I expected to complete my two week project investigating Médecins Sans Frontières (MSF) in June, but I could not give up the opportunity to stay at William and Mary when I was given the opportunity to do ten weeks of research in my year-round Biology collaboration lab.
For the last ten weeks, I have been looking at the effect of temporal methyl-mercury on the corticosterone stress response of zebra finches (Taeniopygia guttata). Dr. Bradley and Dr. Cristol, both of the W&M Biology department, were my mentors for this project as we tried to see if the stress response of the birds was different when they were exposed to mercury between days 1-50 or between days 51-100. I also worked in Dr. Saha’s lab looking to see if there is a developmental delay in zebra finch embryos exposed to mercury through their parents. Neither project is complete, but I believe that I have made good headway as we start the fall semester.
Although these projects were not directly related to my Freshman Monroe topic, I learned a lot about research while working on them. I have realized that two weeks is a short time to truly understand a topic. With that in mind, my previously posted abstract may be too narrow. In the abstract, I wrote about my desire to understand how the presence of MSF affects the perceptions of refugees on Westernization. While I am interested in this idea, very little data exists on the feelings of refugees since they are such a difficult group to safely and effectively study.
After spending a significant amount of time thinking about how to solve the data problem, I have decided to broaden my topic. At the core, I want to understand if MSF presence has an understudied secondary effect on peace in addition to its main goal of providing medical care to the most dangerous parts of the world. Can humanitarian organizations that maintain neutrality still promote global peace? Hopefully time will tell.

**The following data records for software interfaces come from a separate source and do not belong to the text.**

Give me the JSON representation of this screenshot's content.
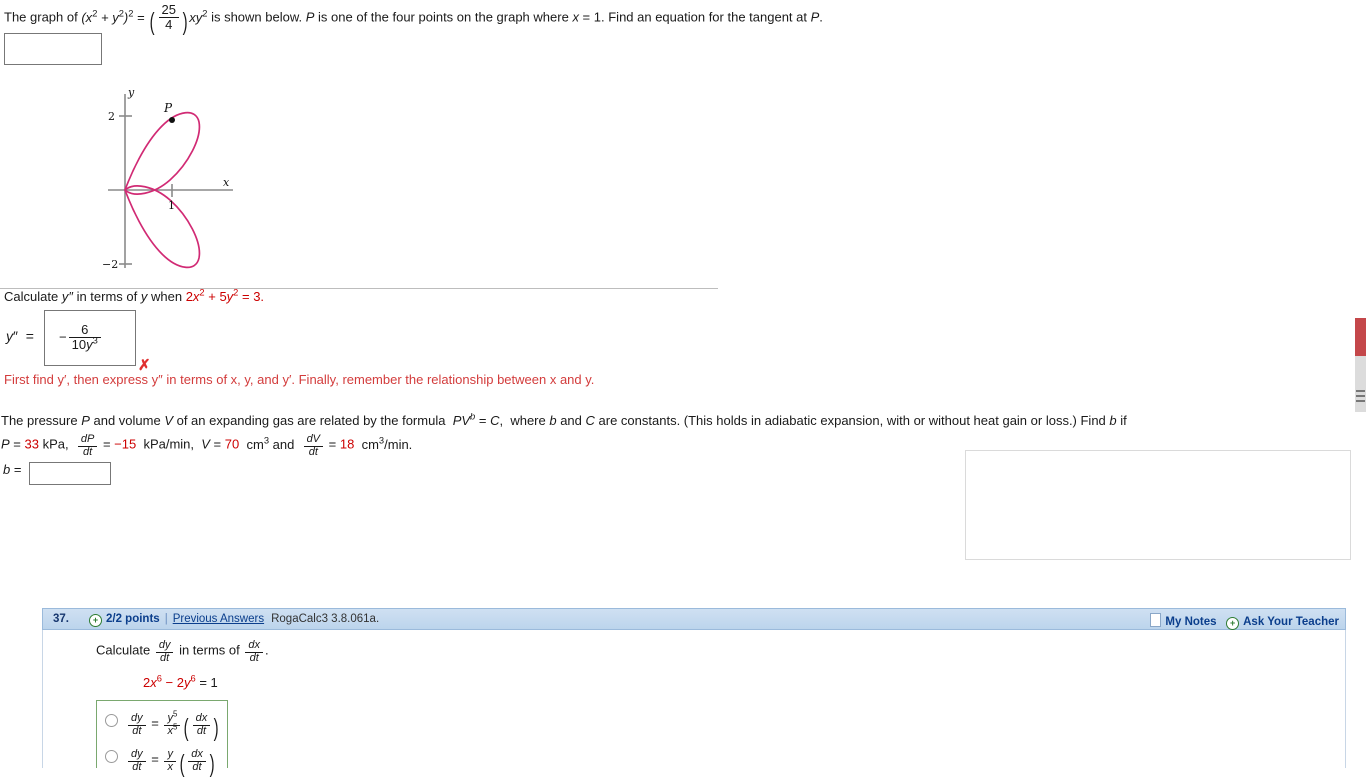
{
  "question_tangent": {
    "text_before": "The graph of",
    "equation_lhs": "(x² + y²)²  =  (25/4) xy²",
    "text_middle": "is shown below.",
    "text_p": "P is one of the four points on the graph where",
    "condition": "x = 1.",
    "text_after": "Find an equation for the tangent at P.",
    "answer_value": ""
  },
  "graph": {
    "curve_color": "#d12a74",
    "axis_color": "#808080",
    "x_axis_label": "x",
    "y_axis_label": "y",
    "y_tick_top": "2",
    "y_tick_bottom": "−2",
    "x_tick": "1",
    "point_label": "P"
  },
  "question_ypp": {
    "prompt_a": "Calculate",
    "prompt_b": "y″",
    "prompt_c": "in terms of y when",
    "equation": "2x² + 5y² = 3.",
    "answer_lhs": "y″  =",
    "answer_numerator": "6",
    "answer_denominator": "10y³",
    "answer_sign": "−",
    "mark": "✗",
    "mark_color": "#e03030",
    "hint": "First find  y′,  then express  y″  in terms of  x, y,  and  y′.  Finally, remember the relationship between  x  and  y.",
    "hint_color": "#d33c3c"
  },
  "question_gas": {
    "line1_a": "The pressure P and volume V of an expanding gas are related by the formula",
    "line1_formula": "PVᵇ = C,",
    "line1_b": "where b and C are constants. (This holds in adiabatic expansion, with or without heat gain or loss.) Find b if",
    "P_label": "P =",
    "P_value": "33",
    "P_unit": "kPa,",
    "dPdt_num": "dP",
    "dPdt_den": "dt",
    "dPdt_eq": "=",
    "dPdt_value": "−15",
    "dPdt_unit": "kPa/min,",
    "V_label": "V =",
    "V_value": "70",
    "V_unit": "cm³ and",
    "dVdt_num": "dV",
    "dVdt_den": "dt",
    "dVdt_eq": "=",
    "dVdt_value": "18",
    "dVdt_unit": "cm³/min.",
    "answer_label": "b =",
    "answer_value": ""
  },
  "question_37": {
    "number": "37.",
    "points": "2/2 points",
    "separator": "|",
    "previous_answers": "Previous Answers",
    "code": "RogaCalc3 3.8.061a.",
    "my_notes": "My Notes",
    "ask_teacher": "Ask Your Teacher",
    "plus_glyph": "+",
    "prompt_a": "Calculate",
    "prompt_frac1_num": "dy",
    "prompt_frac1_den": "dt",
    "prompt_b": "in terms of",
    "prompt_frac2_num": "dx",
    "prompt_frac2_den": "dt",
    "prompt_c": ".",
    "equation_red": "2x⁶ − 2y⁶",
    "equation_black": "= 1",
    "options": [
      {
        "lhs_num": "dy",
        "lhs_den": "dt",
        "eq": "=",
        "coef_num": "y⁵",
        "coef_den": "x⁵",
        "paren_num": "dx",
        "paren_den": "dt",
        "selected": false
      },
      {
        "lhs_num": "dy",
        "lhs_den": "dt",
        "eq": "=",
        "coef_num": "y",
        "coef_den": "x",
        "paren_num": "dx",
        "paren_den": "dt",
        "selected": false
      }
    ]
  },
  "scrollbar": {
    "thumb_color": "#c4474a",
    "track_color": "#f1f1f1"
  }
}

To start, I will be reading the book Evaluating Peace Operations by Paul F. Diehl and Daniel Druckman.